It'd have to be a bit more complicated than that, though, because I wouldn't want to give people write access to the repo just by reading through the script's code. The way I'd do this would probably be to have a web service on my server that took requests and posted content on GitHub. This way, I wouldn't have to include the password to the GitHub repo in the script that I had people download. The web service would only provide methods for uploading new scripts and for downloading scripts, not for editing, that way nobody would be able to undo others' work besides myself.
I'm not actually sure how to store a password inside the web app such that it can't be accessed publicly. I've asked on security.stackexchange.com to see if anyone knows.
brumm last edited by brumm
Here is a howto clone your own repo, change a file and push it back with stash.
[~/Documents]$ mkdir Github
[~/Documents]$ cd Github
[Github]$ mkdir ui-tutorial
[Github]$ cd ui-tutorial

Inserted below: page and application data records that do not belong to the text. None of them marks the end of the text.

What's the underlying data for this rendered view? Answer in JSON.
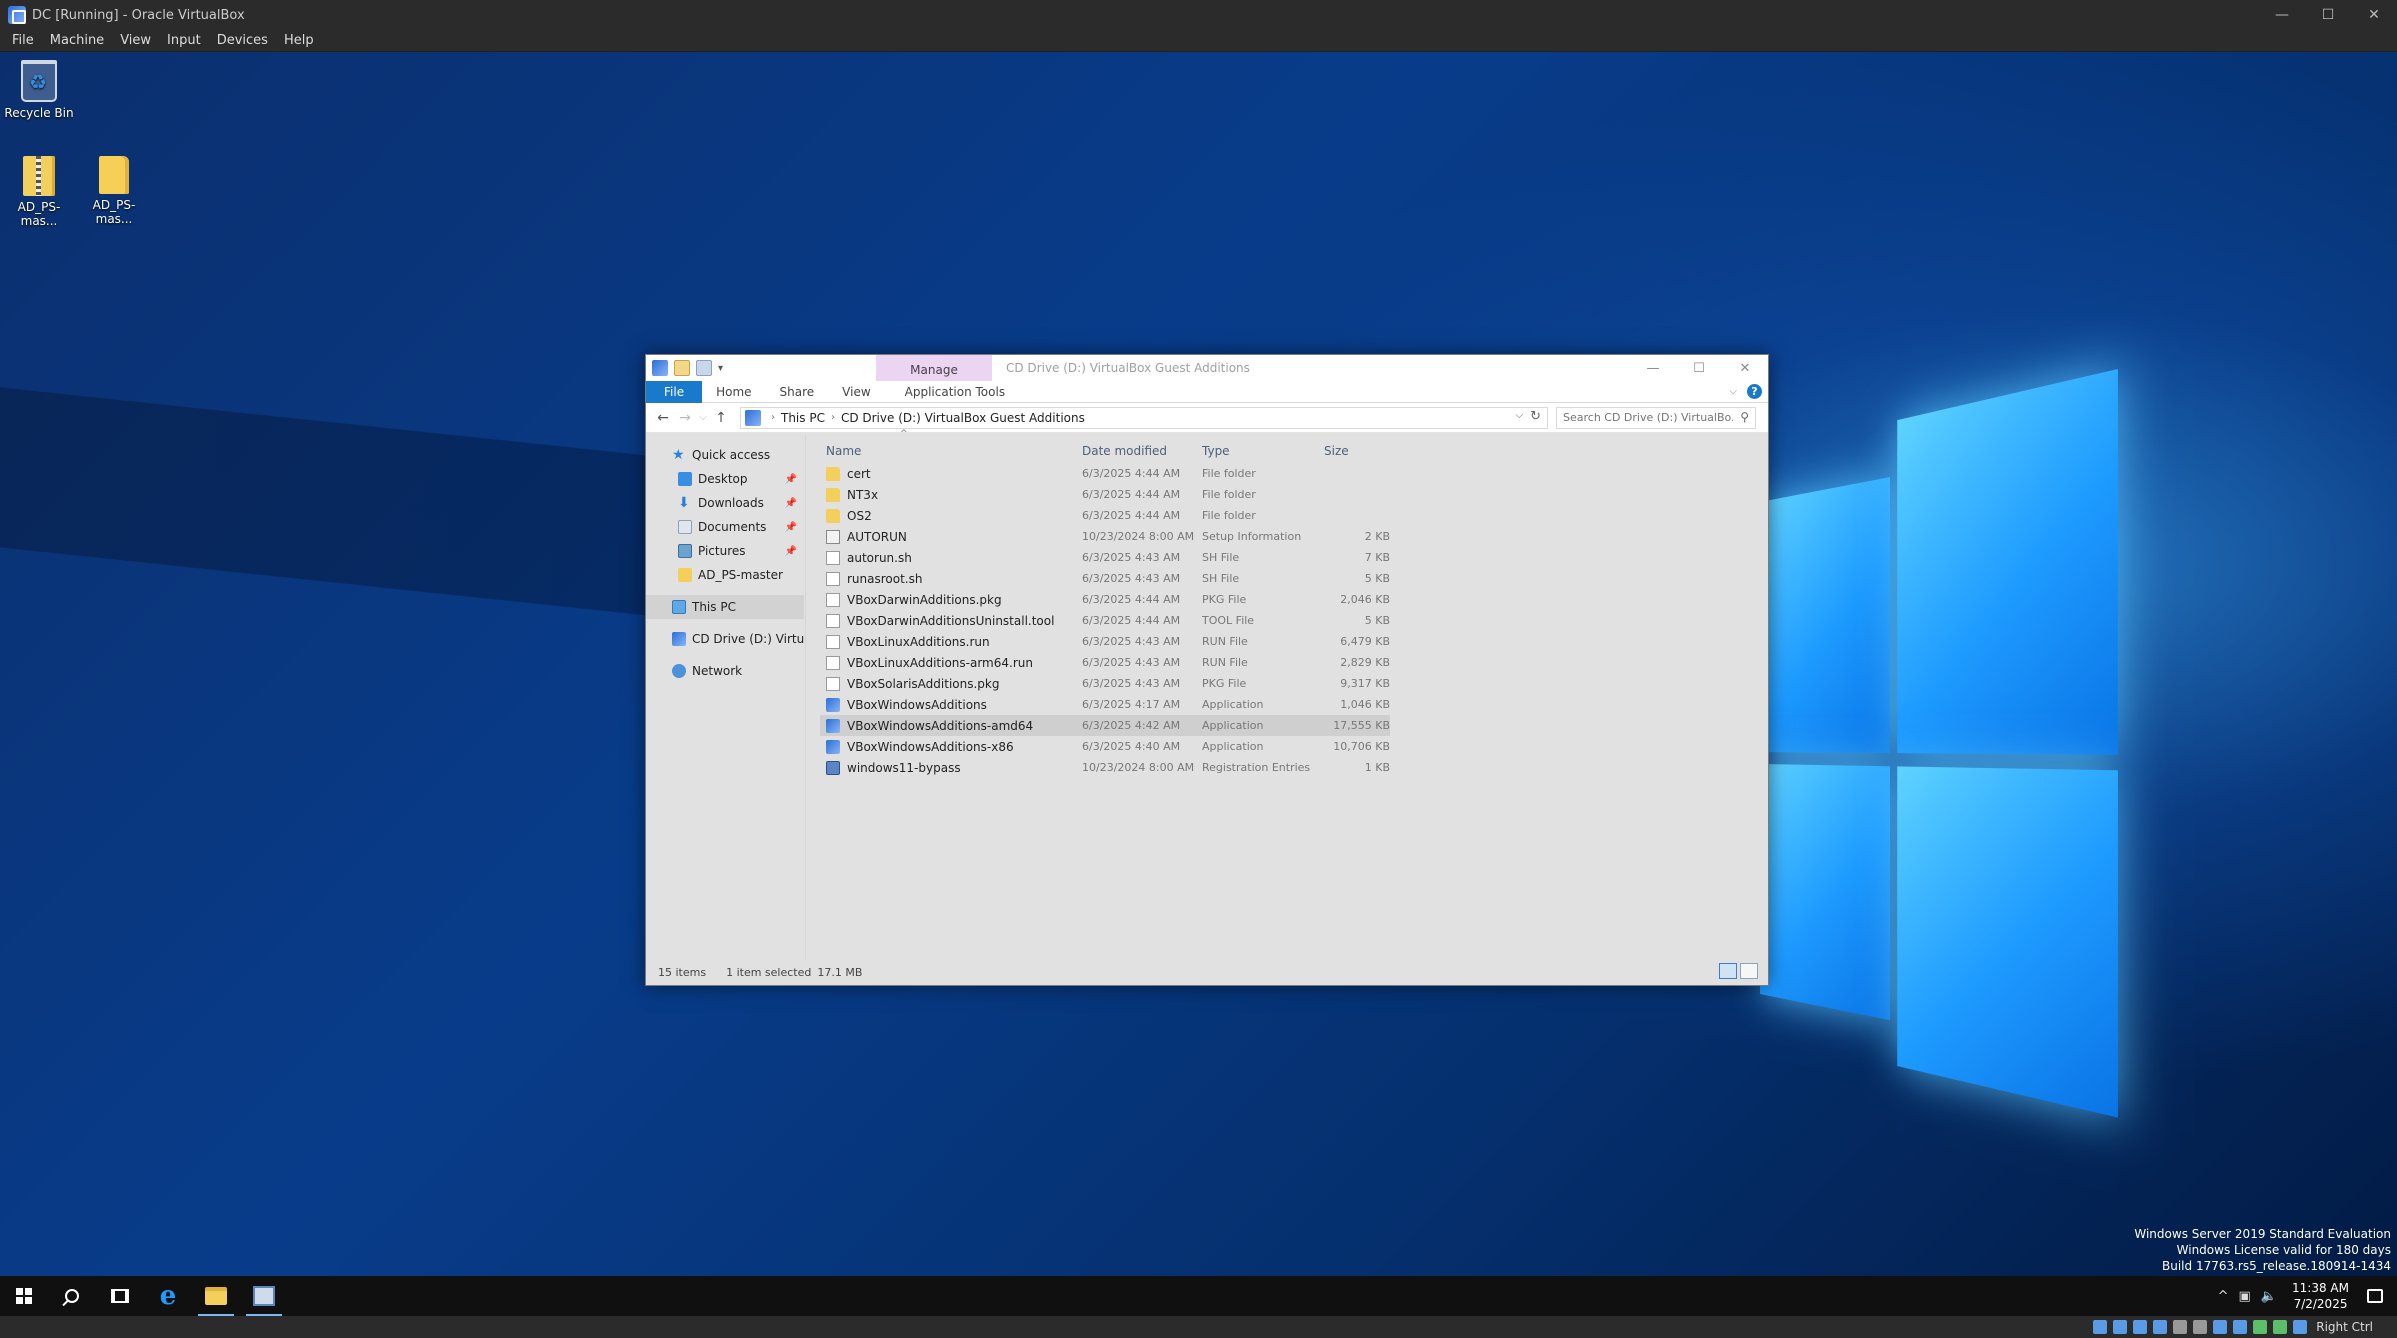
{
  "vbox": {
    "title": "DC [Running] - Oracle VirtualBox",
    "menu": [
      "File",
      "Machine",
      "View",
      "Input",
      "Devices",
      "Help"
    ],
    "window_buttons": [
      "—",
      "☐",
      "✕"
    ],
    "status_host_key": "Right Ctrl"
  },
  "desktop": {
    "icons": [
      {
        "label": "Recycle Bin",
        "icon": "recycle-bin-icon"
      },
      {
        "label": "AD_PS-mas...",
        "icon": "zip-folder-icon"
      },
      {
        "label": "AD_PS-mas...",
        "icon": "folder-icon"
      }
    ],
    "watermark": [
      "Windows Server 2019 Standard Evaluation",
      "Windows License valid for 180 days",
      "Build 17763.rs5_release.180914-1434"
    ]
  },
  "explorer": {
    "title": "CD Drive (D:) VirtualBox Guest Additions",
    "manage_tab": "Manage",
    "window_buttons": [
      "—",
      "☐",
      "✕"
    ],
    "ribbon_tabs": [
      "File",
      "Home",
      "Share",
      "View",
      "Application Tools"
    ],
    "help": "?",
    "breadcrumb": [
      "This PC",
      "CD Drive (D:) VirtualBox Guest Additions"
    ],
    "search_placeholder": "Search CD Drive (D:) VirtualBo...",
    "nav": {
      "quick_access": "Quick access",
      "quick_items": [
        {
          "label": "Desktop",
          "pinned": true
        },
        {
          "label": "Downloads",
          "pinned": true
        },
        {
          "label": "Documents",
          "pinned": true
        },
        {
          "label": "Pictures",
          "pinned": true
        },
        {
          "label": "AD_PS-master",
          "pinned": false
        }
      ],
      "this_pc": "This PC",
      "cd_drive": "CD Drive (D:) VirtualB",
      "network": "Network"
    },
    "columns": {
      "name": "Name",
      "date": "Date modified",
      "type": "Type",
      "size": "Size"
    },
    "files": [
      {
        "name": "cert",
        "date": "6/3/2025 4:44 AM",
        "type": "File folder",
        "size": "",
        "icon": "folder"
      },
      {
        "name": "NT3x",
        "date": "6/3/2025 4:44 AM",
        "type": "File folder",
        "size": "",
        "icon": "folder"
      },
      {
        "name": "OS2",
        "date": "6/3/2025 4:44 AM",
        "type": "File folder",
        "size": "",
        "icon": "folder"
      },
      {
        "name": "AUTORUN",
        "date": "10/23/2024 8:00 AM",
        "type": "Setup Information",
        "size": "2 KB",
        "icon": "setup"
      },
      {
        "name": "autorun.sh",
        "date": "6/3/2025 4:43 AM",
        "type": "SH File",
        "size": "7 KB",
        "icon": "file"
      },
      {
        "name": "runasroot.sh",
        "date": "6/3/2025 4:43 AM",
        "type": "SH File",
        "size": "5 KB",
        "icon": "file"
      },
      {
        "name": "VBoxDarwinAdditions.pkg",
        "date": "6/3/2025 4:44 AM",
        "type": "PKG File",
        "size": "2,046 KB",
        "icon": "file"
      },
      {
        "name": "VBoxDarwinAdditionsUninstall.tool",
        "date": "6/3/2025 4:44 AM",
        "type": "TOOL File",
        "size": "5 KB",
        "icon": "file"
      },
      {
        "name": "VBoxLinuxAdditions.run",
        "date": "6/3/2025 4:43 AM",
        "type": "RUN File",
        "size": "6,479 KB",
        "icon": "file"
      },
      {
        "name": "VBoxLinuxAdditions-arm64.run",
        "date": "6/3/2025 4:43 AM",
        "type": "RUN File",
        "size": "2,829 KB",
        "icon": "file"
      },
      {
        "name": "VBoxSolarisAdditions.pkg",
        "date": "6/3/2025 4:43 AM",
        "type": "PKG File",
        "size": "9,317 KB",
        "icon": "file"
      },
      {
        "name": "VBoxWindowsAdditions",
        "date": "6/3/2025 4:17 AM",
        "type": "Application",
        "size": "1,046 KB",
        "icon": "app"
      },
      {
        "name": "VBoxWindowsAdditions-amd64",
        "date": "6/3/2025 4:42 AM",
        "type": "Application",
        "size": "17,555 KB",
        "icon": "app",
        "selected": true
      },
      {
        "name": "VBoxWindowsAdditions-x86",
        "date": "6/3/2025 4:40 AM",
        "type": "Application",
        "size": "10,706 KB",
        "icon": "app"
      },
      {
        "name": "windows11-bypass",
        "date": "10/23/2024 8:00 AM",
        "type": "Registration Entries",
        "size": "1 KB",
        "icon": "reg"
      }
    ],
    "status": {
      "count": "15 items",
      "selected": "1 item selected",
      "size": "17.1 MB"
    }
  },
  "taskbar": {
    "clock_time": "11:38 AM",
    "clock_date": "7/2/2025"
  }
}
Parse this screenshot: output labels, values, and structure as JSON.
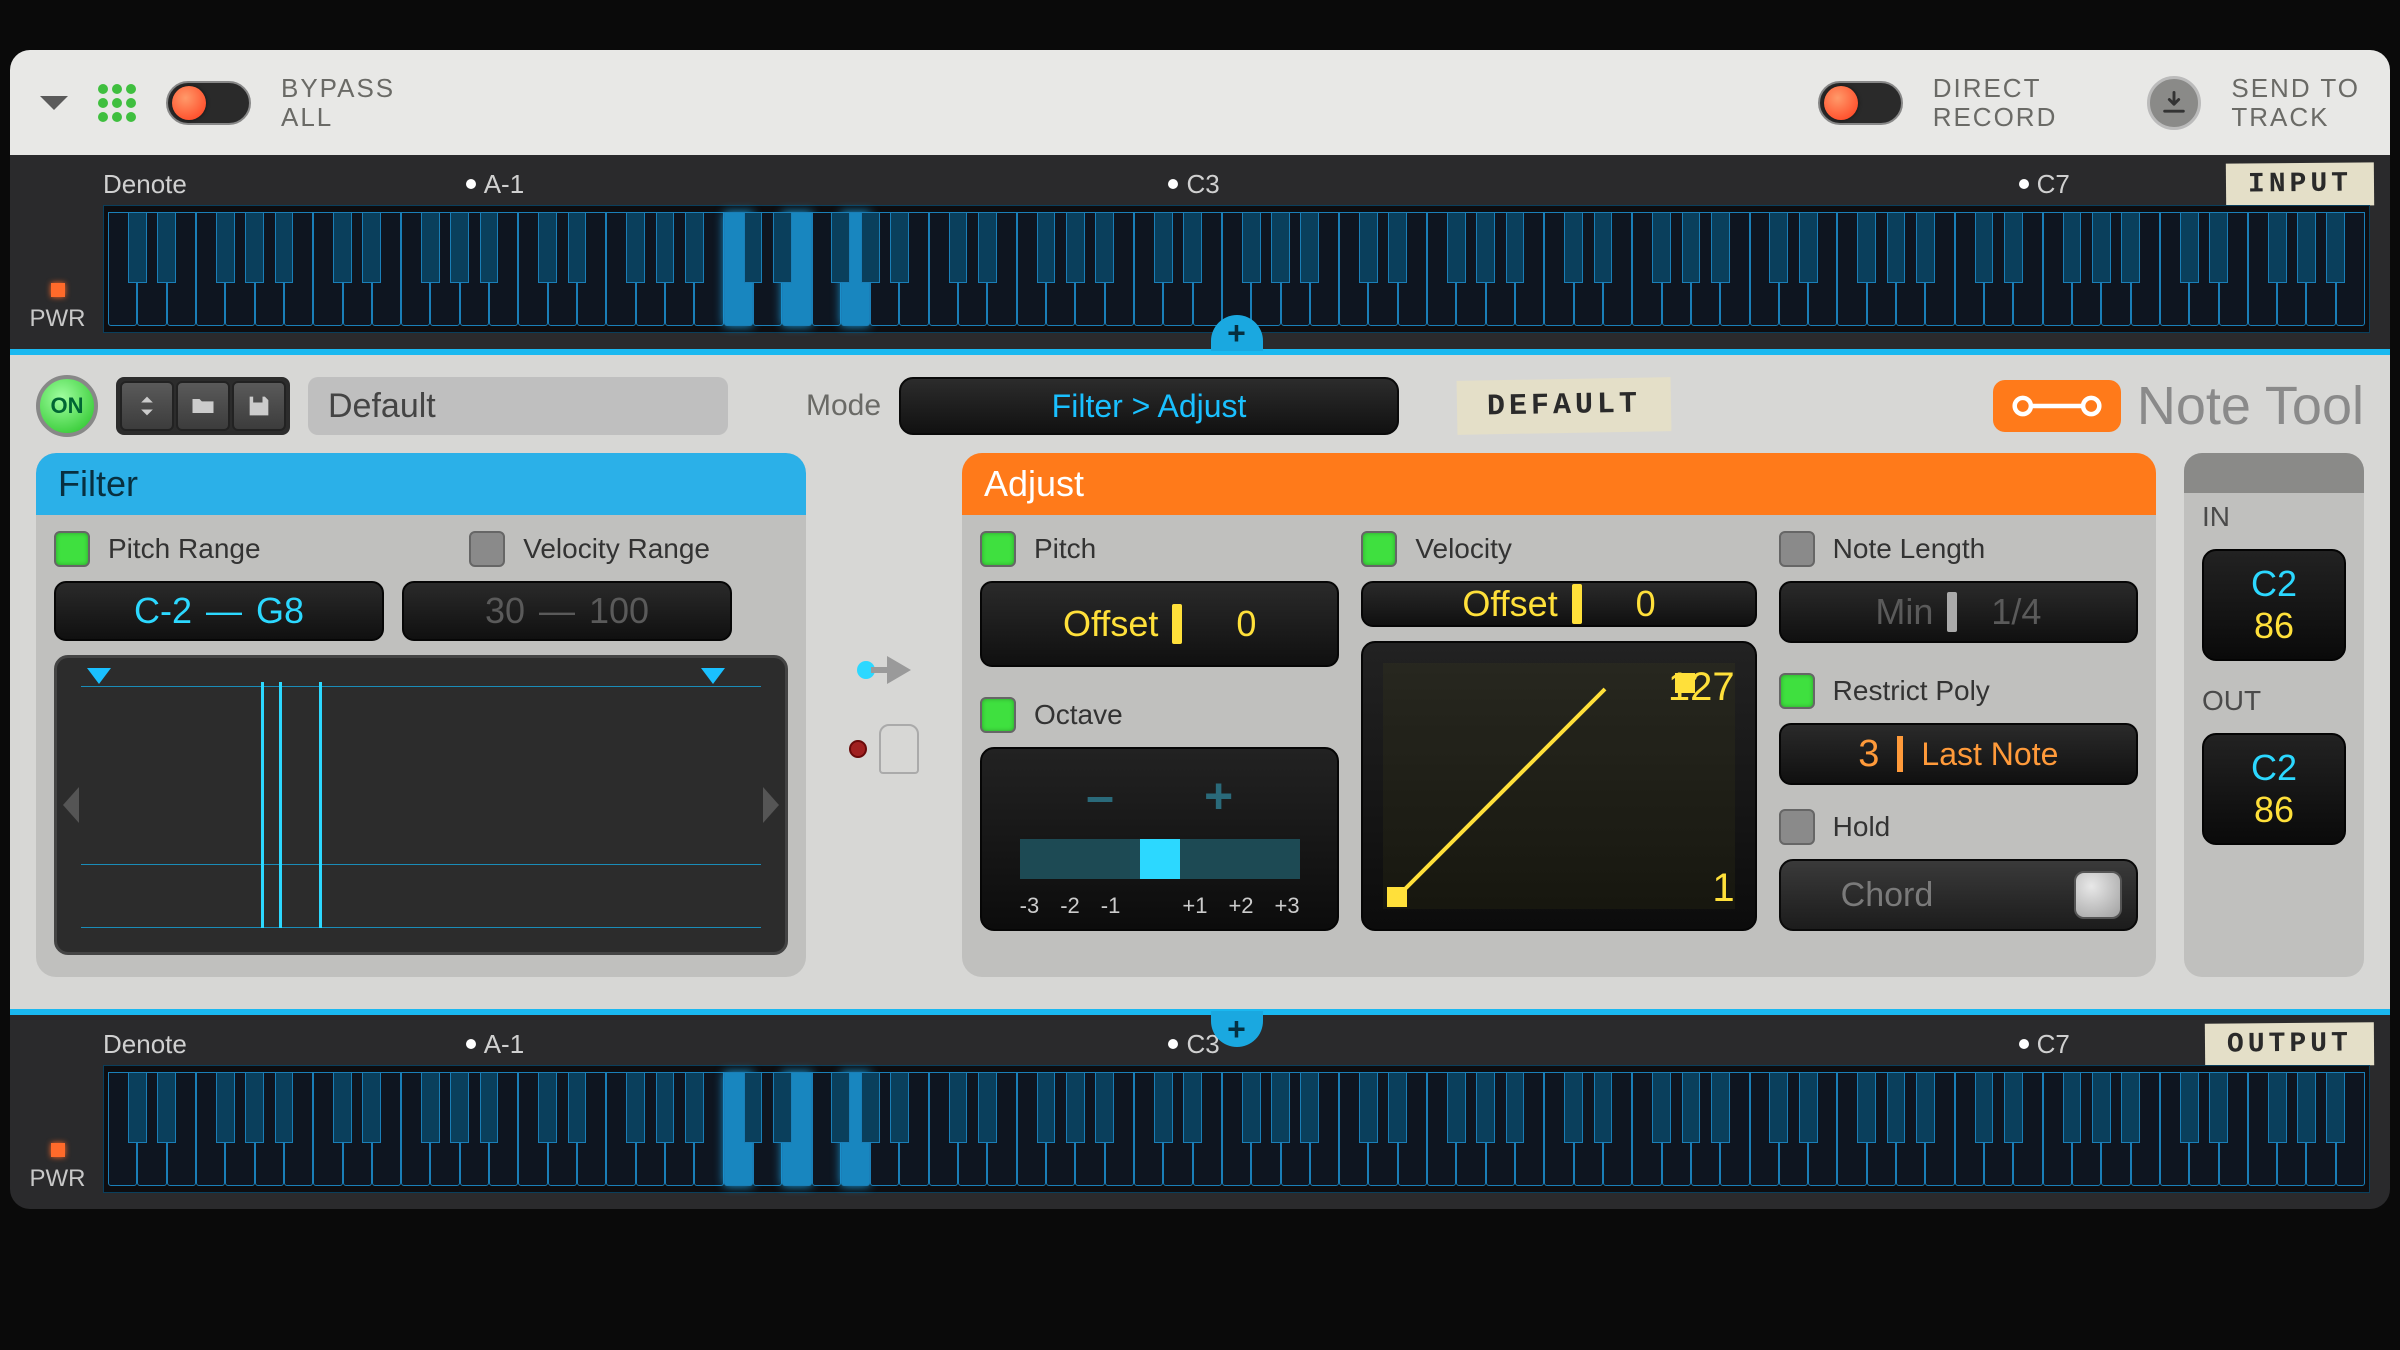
{
  "header": {
    "bypass_line1": "BYPASS",
    "bypass_line2": "ALL",
    "direct_line1": "DIRECT",
    "direct_line2": "RECORD",
    "send_line1": "SEND TO",
    "send_line2": "TRACK"
  },
  "input_strip": {
    "title": "Denote",
    "marker1": "A-1",
    "marker2": "C3",
    "marker3": "C7",
    "tag": "INPUT",
    "pwr": "PWR"
  },
  "output_strip": {
    "title": "Denote",
    "marker1": "A-1",
    "marker2": "C3",
    "marker3": "C7",
    "tag": "OUTPUT",
    "pwr": "PWR"
  },
  "toolbar": {
    "on_label": "ON",
    "preset": "Default",
    "mode_label": "Mode",
    "mode_value": "Filter > Adjust",
    "default_tag": "DEFAULT",
    "tool_title": "Note Tool"
  },
  "filter": {
    "title": "Filter",
    "pitch_range_label": "Pitch Range",
    "velocity_range_label": "Velocity Range",
    "pitch_low": "C-2",
    "pitch_high": "G8",
    "vel_low": "30",
    "vel_high": "100"
  },
  "adjust": {
    "title": "Adjust",
    "pitch_label": "Pitch",
    "velocity_label": "Velocity",
    "note_length_label": "Note Length",
    "offset_label": "Offset",
    "pitch_offset": "0",
    "vel_offset_label": "Offset",
    "vel_offset": "0",
    "nl_min_label": "Min",
    "nl_min_val": "1/4",
    "octave_label": "Octave",
    "octave_labels": [
      "-3",
      "-2",
      "-1",
      "+1",
      "+2",
      "+3"
    ],
    "vel_max": "127",
    "vel_min": "1",
    "restrict_label": "Restrict Poly",
    "poly_count": "3",
    "poly_mode": "Last Note",
    "hold_label": "Hold",
    "chord_label": "Chord"
  },
  "io": {
    "in_label": "IN",
    "out_label": "OUT",
    "in_note": "C2",
    "in_vel": "86",
    "out_note": "C2",
    "out_vel": "86"
  }
}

[ui-tutorial]$ git clone https://github.com/humberry/ui-tutorial.git
.git (374.0B) 2016-02-16 21:27:36
MiniPhotoView.py (3.4K) 2016-02-16 21:28:55
[ui-tutorial]$ edit MiniPhotoView.py
[ui-tutorial]$ git status
UNSTAGED LOCAL MODS
[ui-tutorial]$ git commit
Commit Message: remove touch and layout method
Author Name: myusername
Save this setting? [y/n]y
Save this setting? [y/n]y
[ui-tutorial]$ git push
Attempting to push to: https://github.com/humberry/ui-tutorial.git, branch: refs/heads/master
Enter username: myusername
Enter password: mysecretpassword
Push to https://myusername:email@example.com/humberry/ui-tutorial.git successful.
@ccc The commands I listed are for working with a repo that you own or have write access for. I'm not sure if GitHub forking is possible from the command line, there seems to be a lot of GitHub-specific stuff involved with the process. (Honestly I don't know how one would fork a repo independent of GitHub, or if that really just involves making a copy of the repo.)
Guys.... Dealing with a repo that you own is child's play.
GitHub's examples explain the entire workflow of dealing with your own repo in an easy to understand way. You have full read/write permissions so you can just Push changes directly into the repo without even needing to resort to Pull Requests.
The complexities for me come when I want to send a Pull Request into a repo that I do not own and I am not a "contributor" to. That is why the bold text in my post above is: create Pull Requests into GitHub repositories that I do not own.
I would still really like to see someone replicate my approach above using Working Copy app in place of GitHub Desktop.
ywangd last edited by
@ccc GitHub specific functions can be accessed through GitHub API v3, including fork, create pull request etc. It should be possible to write a command line tool for them. But it is so convenient already to just do them via the webpages. It seems to me that the API is really for people who develope apps for GitHub, eg working copy. If you don't pay for the API, it is limited to about 60 calls per hour.
@ccc I do the initial "fork" of the repo using the website. Then I can create branches off my fork's
masterbranch and commit to them using the command line. That should also be possible in stash. Once I'm done I send the PR through the website again.
If my fork's
masterbranch gets outdated, I do
git merge upstream/master(replace
upstreamwith the original repo owner name, or add it as a remote by hand) which should always result in a fast-forward because I never do any changes to my
ywangd last edited by
@Webmaster4o Thanks I wasn't aware of this tool. But it does not help in our situation as it cannot run inside Pythonista or even iOS. It is written in Go.
@ywangd Right. I was just pointing it out ;)